• Problem to work on:
An exact copy of the listing is what the response must contain.

• Material for the task:
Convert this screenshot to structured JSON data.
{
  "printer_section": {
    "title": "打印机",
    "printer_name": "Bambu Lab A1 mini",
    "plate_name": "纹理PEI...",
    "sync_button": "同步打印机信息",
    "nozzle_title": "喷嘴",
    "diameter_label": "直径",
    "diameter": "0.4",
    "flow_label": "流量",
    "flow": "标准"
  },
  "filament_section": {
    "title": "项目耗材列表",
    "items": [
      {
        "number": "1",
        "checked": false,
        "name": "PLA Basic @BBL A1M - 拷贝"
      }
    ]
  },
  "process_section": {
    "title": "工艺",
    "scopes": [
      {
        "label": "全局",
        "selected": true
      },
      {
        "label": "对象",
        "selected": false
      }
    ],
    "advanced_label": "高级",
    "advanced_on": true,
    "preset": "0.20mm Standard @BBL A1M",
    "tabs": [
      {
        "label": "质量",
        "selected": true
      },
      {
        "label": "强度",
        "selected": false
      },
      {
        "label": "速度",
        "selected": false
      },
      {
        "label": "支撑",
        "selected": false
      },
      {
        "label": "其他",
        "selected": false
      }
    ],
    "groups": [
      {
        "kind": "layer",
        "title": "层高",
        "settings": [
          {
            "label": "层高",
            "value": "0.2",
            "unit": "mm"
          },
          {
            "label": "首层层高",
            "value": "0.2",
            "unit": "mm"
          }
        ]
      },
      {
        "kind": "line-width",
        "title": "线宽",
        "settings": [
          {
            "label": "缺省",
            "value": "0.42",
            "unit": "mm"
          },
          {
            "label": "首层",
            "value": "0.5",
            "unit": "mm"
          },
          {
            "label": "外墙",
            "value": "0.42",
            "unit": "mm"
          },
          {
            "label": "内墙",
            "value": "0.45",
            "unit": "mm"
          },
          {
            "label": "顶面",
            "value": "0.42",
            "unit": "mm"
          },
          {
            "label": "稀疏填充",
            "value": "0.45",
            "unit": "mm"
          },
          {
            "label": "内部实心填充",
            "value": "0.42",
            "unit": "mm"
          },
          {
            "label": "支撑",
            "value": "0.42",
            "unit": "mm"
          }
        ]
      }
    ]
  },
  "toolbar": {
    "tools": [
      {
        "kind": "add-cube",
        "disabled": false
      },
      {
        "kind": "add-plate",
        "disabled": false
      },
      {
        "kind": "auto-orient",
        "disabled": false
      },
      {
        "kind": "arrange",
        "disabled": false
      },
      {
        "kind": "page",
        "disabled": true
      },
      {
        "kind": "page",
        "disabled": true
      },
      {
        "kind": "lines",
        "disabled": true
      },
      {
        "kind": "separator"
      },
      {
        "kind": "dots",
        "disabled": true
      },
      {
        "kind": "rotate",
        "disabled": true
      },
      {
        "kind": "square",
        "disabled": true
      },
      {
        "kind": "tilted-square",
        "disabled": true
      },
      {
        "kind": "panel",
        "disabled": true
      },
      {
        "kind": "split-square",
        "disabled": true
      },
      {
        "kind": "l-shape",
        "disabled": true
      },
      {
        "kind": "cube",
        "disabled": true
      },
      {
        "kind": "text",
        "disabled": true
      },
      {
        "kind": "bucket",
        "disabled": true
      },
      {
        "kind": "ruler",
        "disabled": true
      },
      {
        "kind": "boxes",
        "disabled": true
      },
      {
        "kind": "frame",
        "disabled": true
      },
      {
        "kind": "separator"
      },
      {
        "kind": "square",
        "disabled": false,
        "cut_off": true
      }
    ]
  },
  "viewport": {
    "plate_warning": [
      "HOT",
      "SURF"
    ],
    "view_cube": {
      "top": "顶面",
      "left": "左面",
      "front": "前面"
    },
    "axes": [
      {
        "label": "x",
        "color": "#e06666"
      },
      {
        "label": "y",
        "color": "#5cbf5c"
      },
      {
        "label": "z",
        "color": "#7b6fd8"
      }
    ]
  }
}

• Task output:
Convert this screenshot to structured JSON data.
{
  "printer_section": {
    "title": "打印机",
    "printer_name": "Bambu Lab A1 mini",
    "plate_name": "纹理PEI...",
    "sync_button": "同步打印机信息",
    "nozzle_title": "喷嘴",
    "diameter_label": "直径",
    "diameter": "0.4",
    "flow_label": "流量",
    "flow": "标准"
  },
  "filament_section": {
    "title": "项目耗材列表",
    "items": [
      {
        "number": "1",
        "checked": false,
        "name": "PLA Basic @BBL A1M - 拷贝"
      }
    ]
  },
  "process_section": {
    "title": "工艺",
    "scopes": [
      {
        "label": "全局",
        "selected": true
      },
      {
        "label": "对象",
        "selected": false
      }
    ],
    "advanced_label": "高级",
    "advanced_on": true,
    "preset": "0.20mm Standard @BBL A1M",
    "tabs": [
      {
        "label": "质量",
        "selected": true
      },
      {
        "label": "强度",
        "selected": false
      },
      {
        "label": "速度",
        "selected": false
      },
      {
        "label": "支撑",
        "selected": false
      },
      {
        "label": "其他",
        "selected": false
      }
    ],
    "groups": [
      {
        "kind": "layer",
        "title": "层高",
        "settings": [
          {
            "label": "层高",
            "value": "0.2",
            "unit": "mm"
          },
          {
            "label": "首层层高",
            "value": "0.2",
            "unit": "mm"
          }
        ]
      },
      {
        "kind": "line-width",
        "title": "线宽",
        "settings": [
          {
            "label": "缺省",
            "value": "0.42",
            "unit": "mm"
          },
          {
            "label": "首层",
            "value": "0.5",
            "unit": "mm"
          },
          {
            "label": "外墙",
            "value": "0.42",
            "unit": "mm"
          },
          {
            "label": "内墙",
            "value": "0.45",
            "unit": "mm"
          },
          {
            "label": "顶面",
            "value": "0.42",
            "unit": "mm"
          },
          {
            "label": "稀疏填充",
            "value": "0.45",
            "unit": "mm"
          },
          {
            "label": "内部实心填充",
            "value": "0.42",
            "unit": "mm"
          },
          {
            "label": "支撑",
            "value": "0.42",
            "unit": "mm"
          }
        ]
      }
    ]
  },
  "toolbar": {
    "tools": [
      {
        "kind": "add-cube",
        "disabled": false
      },
      {
        "kind": "add-plate",
        "disabled": false
      },
      {
        "kind": "auto-orient",
        "disabled": false
      },
      {
        "kind": "arrange",
        "disabled": false
      },
      {
        "kind": "page",
        "disabled": true
      },
      {
        "kind": "page",
        "disabled": true
      },
      {
        "kind": "lines",
        "disabled": true
      },
      {
        "kind": "separator"
      },
      {
        "kind": "dots",
        "disabled": true
      },
      {
        "kind": "rotate",
        "disabled": true
      },
      {
        "kind": "square",
        "disabled": true
      },
      {
        "kind": "tilted-square",
        "disabled": true
      },
      {
        "kind": "panel",
        "disabled": true
      },
      {
        "kind": "split-square",
        "disabled": true
      },
      {
        "kind": "l-shape",
        "disabled": true
      },
      {
        "kind": "cube",
        "disabled": true
      },
      {
        "kind": "text",
        "disabled": true
      },
      {
        "kind": "bucket",
        "disabled": true
      },
      {
        "kind": "ruler",
        "disabled": true
      },
      {
        "kind": "boxes",
        "disabled": true
      },
      {
        "kind": "frame",
        "disabled": true
      },
      {
        "kind": "separator"
      },
      {
        "kind": "square",
        "disabled": false,
        "cut_off": true
      }
    ]
  },
  "viewport": {
    "plate_warning": [
      "HOT",
      "SURF"
    ],
    "view_cube": {
      "top": "顶面",
      "left": "左面",
      "front": "前面"
    },
    "axes": [
      {
        "label": "x",
        "color": "#e06666"
      },
      {
        "label": "y",
        "color": "#5cbf5c"
      },
      {
        "label": "z",
        "color": "#7b6fd8"
      }
    ]
  }
}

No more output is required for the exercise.